What to work on: Extract the listing below in full, unchanged.

┏━━

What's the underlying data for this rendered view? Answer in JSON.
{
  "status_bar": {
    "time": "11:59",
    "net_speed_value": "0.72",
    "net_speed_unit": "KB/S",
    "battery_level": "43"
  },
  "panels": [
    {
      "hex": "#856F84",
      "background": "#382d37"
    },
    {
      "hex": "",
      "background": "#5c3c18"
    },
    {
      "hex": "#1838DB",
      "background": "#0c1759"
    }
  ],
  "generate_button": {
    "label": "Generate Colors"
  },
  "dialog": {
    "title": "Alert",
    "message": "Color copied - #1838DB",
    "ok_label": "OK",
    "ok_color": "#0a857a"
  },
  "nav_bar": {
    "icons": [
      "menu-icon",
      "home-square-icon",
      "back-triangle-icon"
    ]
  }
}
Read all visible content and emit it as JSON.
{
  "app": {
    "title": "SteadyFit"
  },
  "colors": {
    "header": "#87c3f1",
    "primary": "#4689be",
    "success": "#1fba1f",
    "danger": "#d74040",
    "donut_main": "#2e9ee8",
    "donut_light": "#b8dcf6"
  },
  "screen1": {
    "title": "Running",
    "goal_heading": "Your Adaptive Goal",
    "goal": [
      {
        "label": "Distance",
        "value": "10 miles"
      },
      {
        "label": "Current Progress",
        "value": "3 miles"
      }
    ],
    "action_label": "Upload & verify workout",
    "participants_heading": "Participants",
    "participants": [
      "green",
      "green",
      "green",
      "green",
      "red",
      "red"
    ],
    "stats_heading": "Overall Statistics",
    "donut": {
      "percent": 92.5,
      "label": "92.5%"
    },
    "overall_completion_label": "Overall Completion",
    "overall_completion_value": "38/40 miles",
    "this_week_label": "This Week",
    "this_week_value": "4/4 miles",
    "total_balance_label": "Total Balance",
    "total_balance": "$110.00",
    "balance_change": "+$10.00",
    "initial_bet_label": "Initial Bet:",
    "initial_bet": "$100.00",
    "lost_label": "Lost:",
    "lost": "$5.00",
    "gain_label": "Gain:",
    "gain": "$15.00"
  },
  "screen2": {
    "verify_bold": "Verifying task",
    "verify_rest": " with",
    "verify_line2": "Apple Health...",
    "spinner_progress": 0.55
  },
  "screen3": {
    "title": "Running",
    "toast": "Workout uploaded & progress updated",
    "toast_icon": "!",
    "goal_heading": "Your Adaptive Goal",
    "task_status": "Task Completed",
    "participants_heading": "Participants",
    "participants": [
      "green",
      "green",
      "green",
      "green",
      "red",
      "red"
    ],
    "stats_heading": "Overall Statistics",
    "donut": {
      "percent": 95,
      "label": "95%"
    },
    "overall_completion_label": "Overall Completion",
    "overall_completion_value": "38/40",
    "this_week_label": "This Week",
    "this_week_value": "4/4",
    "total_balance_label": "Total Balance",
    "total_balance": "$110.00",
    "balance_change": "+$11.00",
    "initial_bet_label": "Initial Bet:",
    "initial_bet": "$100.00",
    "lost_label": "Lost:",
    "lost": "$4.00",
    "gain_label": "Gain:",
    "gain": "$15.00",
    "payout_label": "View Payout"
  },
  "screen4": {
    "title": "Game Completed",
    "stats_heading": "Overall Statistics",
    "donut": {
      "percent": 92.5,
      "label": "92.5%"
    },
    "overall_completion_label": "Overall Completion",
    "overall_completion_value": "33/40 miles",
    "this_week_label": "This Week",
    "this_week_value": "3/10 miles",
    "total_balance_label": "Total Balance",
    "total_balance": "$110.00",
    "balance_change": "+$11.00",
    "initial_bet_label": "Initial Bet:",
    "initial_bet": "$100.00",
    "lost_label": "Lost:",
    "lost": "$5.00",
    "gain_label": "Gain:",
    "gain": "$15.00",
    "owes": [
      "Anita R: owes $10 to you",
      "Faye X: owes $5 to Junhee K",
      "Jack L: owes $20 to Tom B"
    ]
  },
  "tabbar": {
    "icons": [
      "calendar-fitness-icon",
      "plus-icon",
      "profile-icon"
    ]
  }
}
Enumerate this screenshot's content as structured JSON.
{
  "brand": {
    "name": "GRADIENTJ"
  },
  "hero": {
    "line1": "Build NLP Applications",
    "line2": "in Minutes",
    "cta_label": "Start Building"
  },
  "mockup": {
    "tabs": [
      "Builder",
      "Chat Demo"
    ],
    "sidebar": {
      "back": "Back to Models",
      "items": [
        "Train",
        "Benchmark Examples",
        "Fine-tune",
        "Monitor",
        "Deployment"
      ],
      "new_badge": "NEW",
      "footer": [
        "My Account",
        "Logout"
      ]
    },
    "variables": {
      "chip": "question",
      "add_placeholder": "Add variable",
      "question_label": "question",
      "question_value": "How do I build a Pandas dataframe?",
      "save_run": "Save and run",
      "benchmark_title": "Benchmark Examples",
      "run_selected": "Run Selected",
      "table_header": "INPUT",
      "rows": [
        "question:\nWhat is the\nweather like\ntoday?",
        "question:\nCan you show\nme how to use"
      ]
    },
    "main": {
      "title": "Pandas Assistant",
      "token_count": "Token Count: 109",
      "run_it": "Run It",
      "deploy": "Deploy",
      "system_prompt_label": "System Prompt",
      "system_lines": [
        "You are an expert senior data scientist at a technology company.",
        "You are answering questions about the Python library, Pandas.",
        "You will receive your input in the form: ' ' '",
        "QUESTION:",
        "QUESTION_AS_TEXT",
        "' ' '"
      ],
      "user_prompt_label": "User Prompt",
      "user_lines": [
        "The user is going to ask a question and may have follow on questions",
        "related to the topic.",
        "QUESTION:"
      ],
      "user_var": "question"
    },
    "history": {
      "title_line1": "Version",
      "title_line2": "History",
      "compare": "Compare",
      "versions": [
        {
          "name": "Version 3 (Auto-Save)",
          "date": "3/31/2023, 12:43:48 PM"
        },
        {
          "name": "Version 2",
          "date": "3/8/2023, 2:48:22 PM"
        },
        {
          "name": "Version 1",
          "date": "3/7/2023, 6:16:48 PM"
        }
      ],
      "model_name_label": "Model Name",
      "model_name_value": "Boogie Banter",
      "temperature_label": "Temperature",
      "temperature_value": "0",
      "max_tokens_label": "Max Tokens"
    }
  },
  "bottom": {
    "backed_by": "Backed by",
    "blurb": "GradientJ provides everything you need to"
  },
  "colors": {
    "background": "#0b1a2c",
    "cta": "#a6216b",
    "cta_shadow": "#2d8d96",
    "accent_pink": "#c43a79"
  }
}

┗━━

Exercise response:
What's the underlying data for this rendered view? Answer in JSON.
{
  "status_bar": {
    "time": "11:59",
    "net_speed_value": "0.72",
    "net_speed_unit": "KB/S",
    "battery_level": "43"
  },
  "panels": [
    {
      "hex": "#856F84",
      "background": "#382d37"
    },
    {
      "hex": "",
      "background": "#5c3c18"
    },
    {
      "hex": "#1838DB",
      "background": "#0c1759"
    }
  ],
  "generate_button": {
    "label": "Generate Colors"
  },
  "dialog": {
    "title": "Alert",
    "message": "Color copied - #1838DB",
    "ok_label": "OK",
    "ok_color": "#0a857a"
  },
  "nav_bar": {
    "icons": [
      "menu-icon",
      "home-square-icon",
      "back-triangle-icon"
    ]
  }
}
Read all visible content and emit it as JSON.
{
  "app": {
    "title": "SteadyFit"
  },
  "colors": {
    "header": "#87c3f1",
    "primary": "#4689be",
    "success": "#1fba1f",
    "danger": "#d74040",
    "donut_main": "#2e9ee8",
    "donut_light": "#b8dcf6"
  },
  "screen1": {
    "title": "Running",
    "goal_heading": "Your Adaptive Goal",
    "goal": [
      {
        "label": "Distance",
        "value": "10 miles"
      },
      {
        "label": "Current Progress",
        "value": "3 miles"
      }
    ],
    "action_label": "Upload & verify workout",
    "participants_heading": "Participants",
    "participants": [
      "green",
      "green",
      "green",
      "green",
      "red",
      "red"
    ],
    "stats_heading": "Overall Statistics",
    "donut": {
      "percent": 92.5,
      "label": "92.5%"
    },
    "overall_completion_label": "Overall Completion",
    "overall_completion_value": "38/40 miles",
    "this_week_label": "This Week",
    "this_week_value": "4/4 miles",
    "total_balance_label": "Total Balance",
    "total_balance": "$110.00",
    "balance_change": "+$10.00",
    "initial_bet_label": "Initial Bet:",
    "initial_bet": "$100.00",
    "lost_label": "Lost:",
    "lost": "$5.00",
    "gain_label": "Gain:",
    "gain": "$15.00"
  },
  "screen2": {
    "verify_bold": "Verifying task",
    "verify_rest": " with",
    "verify_line2": "Apple Health...",
    "spinner_progress": 0.55
  },
  "screen3": {
    "title": "Running",
    "toast": "Workout uploaded & progress updated",
    "toast_icon": "!",
    "goal_heading": "Your Adaptive Goal",
    "task_status": "Task Completed",
    "participants_heading": "Participants",
    "participants": [
      "green",
      "green",
      "green",
      "green",
      "red",
      "red"
    ],
    "stats_heading": "Overall Statistics",
    "donut": {
      "percent": 95,
      "label": "95%"
    },
    "overall_completion_label": "Overall Completion",
    "overall_completion_value": "38/40",
    "this_week_label": "This Week",
    "this_week_value": "4/4",
    "total_balance_label": "Total Balance",
    "total_balance": "$110.00",
    "balance_change": "+$11.00",
    "initial_bet_label": "Initial Bet:",
    "initial_bet": "$100.00",
    "lost_label": "Lost:",
    "lost": "$4.00",
    "gain_label": "Gain:",
    "gain": "$15.00",
    "payout_label": "View Payout"
  },
  "screen4": {
    "title": "Game Completed",
    "stats_heading": "Overall Statistics",
    "donut": {
      "percent": 92.5,
      "label": "92.5%"
    },
    "overall_completion_label": "Overall Completion",
    "overall_completion_value": "33/40 miles",
    "this_week_label": "This Week",
    "this_week_value": "3/10 miles",
    "total_balance_label": "Total Balance",
    "total_balance": "$110.00",
    "balance_change": "+$11.00",
    "initial_bet_label": "Initial Bet:",
    "initial_bet": "$100.00",
    "lost_label": "Lost:",
    "lost": "$5.00",
    "gain_label": "Gain:",
    "gain": "$15.00",
    "owes": [
      "Anita R: owes $10 to you",
      "Faye X: owes $5 to Junhee K",
      "Jack L: owes $20 to Tom B"
    ]
  },
  "tabbar": {
    "icons": [
      "calendar-fitness-icon",
      "plus-icon",
      "profile-icon"
    ]
  }
}
Enumerate this screenshot's content as structured JSON.
{
  "brand": {
    "name": "GRADIENTJ"
  },
  "hero": {
    "line1": "Build NLP Applications",
    "line2": "in Minutes",
    "cta_label": "Start Building"
  },
  "mockup": {
    "tabs": [
      "Builder",
      "Chat Demo"
    ],
    "sidebar": {
      "back": "Back to Models",
      "items": [
        "Train",
        "Benchmark Examples",
        "Fine-tune",
        "Monitor",
        "Deployment"
      ],
      "new_badge": "NEW",
      "footer": [
        "My Account",
        "Logout"
      ]
    },
    "variables": {
      "chip": "question",
      "add_placeholder": "Add variable",
      "question_label": "question",
      "question_value": "How do I build a Pandas dataframe?",
      "save_run": "Save and run",
      "benchmark_title": "Benchmark Examples",
      "run_selected": "Run Selected",
      "table_header": "INPUT",
      "rows": [
        "question:\nWhat is the\nweather like\ntoday?",
        "question:\nCan you show\nme how to use"
      ]
    },
    "main": {
      "title": "Pandas Assistant",
      "token_count": "Token Count: 109",
      "run_it": "Run It",
      "deploy": "Deploy",
      "system_prompt_label": "System Prompt",
      "system_lines": [
        "You are an expert senior data scientist at a technology company.",
        "You are answering questions about the Python library, Pandas.",
        "You will receive your input in the form: ' ' '",
        "QUESTION:",
        "QUESTION_AS_TEXT",
        "' ' '"
      ],
      "user_prompt_label": "User Prompt",
      "user_lines": [
        "The user is going to ask a question and may have follow on questions",
        "related to the topic.",
        "QUESTION:"
      ],
      "user_var": "question"
    },
    "history": {
      "title_line1": "Version",
      "title_line2": "History",
      "compare": "Compare",
      "versions": [
        {
          "name": "Version 3 (Auto-Save)",
          "date": "3/31/2023, 12:43:48 PM"
        },
        {
          "name": "Version 2",
          "date": "3/8/2023, 2:48:22 PM"
        },
        {
          "name": "Version 1",
          "date": "3/7/2023, 6:16:48 PM"
        }
      ],
      "model_name_label": "Model Name",
      "model_name_value": "Boogie Banter",
      "temperature_label": "Temperature",
      "temperature_value": "0",
      "max_tokens_label": "Max Tokens"
    }
  },
  "bottom": {
    "backed_by": "Backed by",
    "blurb": "GradientJ provides everything you need to"
  },
  "colors": {
    "background": "#0b1a2c",
    "cta": "#a6216b",
    "cta_shadow": "#2d8d96",
    "accent_pink": "#c43a79"
  }
}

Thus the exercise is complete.